START AVAILABLE DATA

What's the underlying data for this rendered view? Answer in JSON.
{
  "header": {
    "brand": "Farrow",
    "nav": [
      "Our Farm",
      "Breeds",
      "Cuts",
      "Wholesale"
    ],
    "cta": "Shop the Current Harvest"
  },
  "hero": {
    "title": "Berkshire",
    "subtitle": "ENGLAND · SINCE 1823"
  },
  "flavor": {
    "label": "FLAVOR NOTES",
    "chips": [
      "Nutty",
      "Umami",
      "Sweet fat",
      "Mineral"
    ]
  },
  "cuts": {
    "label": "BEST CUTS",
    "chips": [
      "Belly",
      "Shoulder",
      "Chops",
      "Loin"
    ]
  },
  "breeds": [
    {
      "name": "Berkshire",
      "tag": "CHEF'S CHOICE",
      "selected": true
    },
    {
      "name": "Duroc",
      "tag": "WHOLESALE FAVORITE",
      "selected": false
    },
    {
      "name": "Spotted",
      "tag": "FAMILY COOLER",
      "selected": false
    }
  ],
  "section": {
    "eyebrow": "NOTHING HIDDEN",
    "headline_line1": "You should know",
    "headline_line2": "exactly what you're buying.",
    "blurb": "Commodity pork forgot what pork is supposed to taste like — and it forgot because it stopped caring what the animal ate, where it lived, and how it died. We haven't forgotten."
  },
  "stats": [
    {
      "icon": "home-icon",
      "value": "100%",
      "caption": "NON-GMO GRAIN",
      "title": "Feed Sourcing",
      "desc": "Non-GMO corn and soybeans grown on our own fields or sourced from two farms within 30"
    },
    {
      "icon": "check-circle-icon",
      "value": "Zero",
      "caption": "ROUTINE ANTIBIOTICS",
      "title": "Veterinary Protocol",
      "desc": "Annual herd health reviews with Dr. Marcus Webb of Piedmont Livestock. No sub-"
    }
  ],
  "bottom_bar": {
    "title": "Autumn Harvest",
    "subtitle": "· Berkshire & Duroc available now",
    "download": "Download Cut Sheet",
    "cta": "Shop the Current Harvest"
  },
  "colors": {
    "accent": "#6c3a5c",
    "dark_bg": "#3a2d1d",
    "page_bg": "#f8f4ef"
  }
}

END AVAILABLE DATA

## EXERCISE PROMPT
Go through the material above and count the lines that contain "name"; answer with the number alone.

## WRITTEN SOLUTION
3